Two women suing Dr. Phil McGraw and CBS Television alleging they suffered trauma when they were exposed to a naked man during an episode of the television psychologist’s program can move forward with their suit, a judge ruled today.
Los Angeles Superior Court Judge Elizabeth Allen White rejected a motion by attorneys for “Dr. Phil” McGraw and the network that maintained the suit by Shirley Rae Dieu and Crystal Matchett infringed on their First Amendment right to air a topic of public interest.
“There is no discernible public interest in these two plaintiffs,” White said, adding that their complaint focuses on their treatment by the show’s staff and not on statements made by anyone.
Dieu, 56, of Irvine, and Matchett, 26, of Westland, Mich., filed separate suits last year that were later consolidated by White into one complaint.

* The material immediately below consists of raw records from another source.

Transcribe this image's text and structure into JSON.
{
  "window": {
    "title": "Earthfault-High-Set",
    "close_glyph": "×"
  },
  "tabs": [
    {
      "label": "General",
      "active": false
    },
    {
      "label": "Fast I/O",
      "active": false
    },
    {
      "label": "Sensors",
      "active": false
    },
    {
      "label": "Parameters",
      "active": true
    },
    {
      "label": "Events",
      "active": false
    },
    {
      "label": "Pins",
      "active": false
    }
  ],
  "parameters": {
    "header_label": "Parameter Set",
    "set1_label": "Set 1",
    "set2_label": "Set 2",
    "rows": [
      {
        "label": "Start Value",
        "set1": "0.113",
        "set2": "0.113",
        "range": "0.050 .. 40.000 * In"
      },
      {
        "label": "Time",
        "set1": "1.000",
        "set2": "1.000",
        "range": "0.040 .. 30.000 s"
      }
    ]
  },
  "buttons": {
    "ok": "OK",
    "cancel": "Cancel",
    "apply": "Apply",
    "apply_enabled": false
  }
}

The allegations include fraud, negligent misrepresentation and intentional infliction of emotional distress.
Dieu and Matchett agreed to take part in a 2007 episode of the show in which they spent a week in a residence called “The Dr. Phil House,” which was wired with cameras and microphones, according to the defense’s court papers. The women participated with four other people and the show’s topic was the difficulties they all had in interacting with other people.
At one point a nudist came to the house to join the others for dinner, defense court papers state.
“This incident was part and parcel of the scenarios being used at the house
to focus each of the participants on their ability to tolerate unique individuals and situations, and to resist their own judgmental character,” the defense court papers state.
The claims of both women also are barred by releases they signed agreeing to appear on the show, McGraw’s attorneys contend.
But in a sworn declaration, Matchett said she was offended by the nude man’s appearance.
“As a naked man ran into the house, I was in shock and total disbelief of what was happening, feeling violated and disgusted,” Matchett stated. “I heard … Dieu scream, ‘How dare you’ while covering her eyes and running into the bedroom.” Matchett also says she was pressured by a show staff member to sign the release and never had the chance to read it.
Dieu says in her declaration that after she and Matchett retreated to a bedroom “horrified and crying,” a show staff member banged on the door yelling, “Come out, come out Shirley and see the naked man.”
The location for “The Dr. Phil House” was a “cramped, windowless … house on a sound stage in a bad neighborhood,” according to Matchett.
Kelli L. Sager, a lawyer for McGraw and CBS, declined to comment on the ruling.